Our Super Tuesday bicycle rider count results have been crunched and the result is: not much change.
It’s not surprising numbers have been relatively static considering no major new transport-related bicycle infrastructure has been built in Greater Hobart in the past year.
The count was conducted in southern Tasmania between 7am and 9am on Tuesday 6 March by 55 volunteers spread across the four council areas of Clarence, Glenorchy, Hobart and Kingborough.
Overall, Tasmanian sites were up and down to give no real net difference in rider numbers across the city. Kingborough and Glenorchy sites had rider number increases of 11% and 10%, while Hobart was unchanged and Clarence sites declined by 6%.
Some of the sites which increased noticeably or continued an upwards trend included:
- Howrah Rd and Foreshore Trail, Howrah

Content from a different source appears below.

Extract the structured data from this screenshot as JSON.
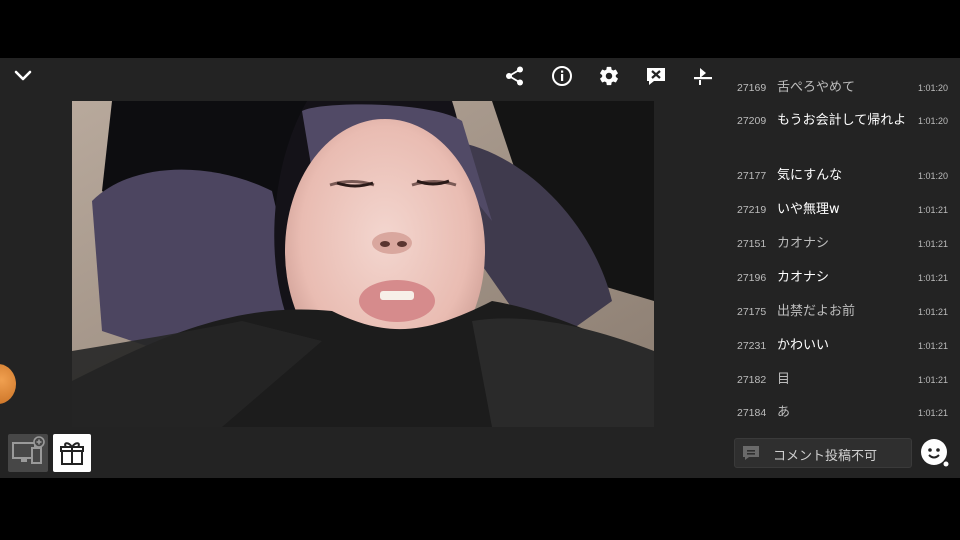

- Howrah Rd and Mortyn Place Track, Howrah
- Main Rd and Springfield Ave, Moonah
- Intercity Cycleway south of the Tasman Bridge, Hobart
- Sandy Bay and Hampden roads, Battery Point
- Davey Street and Lynton Ave, South Hobart
- Molle and Goulburn streets, Hobart
- Morrison and Murray streets, Hobart
- Intercity Cycleway and Bay Rd, New Town
Tasmania came out on top nationally for the percentage of women riding at 26%. We’ll now take a closer look at the count data and identify if there are particular areas women feel more comfortable riding and what that means for infrastructure planning.
Anecdotally, women tend to prefer separated infrastructure and obvious bike lanes on road, our analysis will confirm whether this is the case for greater Hobart.
Devonport and Launceston councils do a handful of counts around the same time of year but their figures are not included in the Super Tuesday results.
Both council counts suffered the same fate as Hobart’s with rider numbers plateauing over the past few years.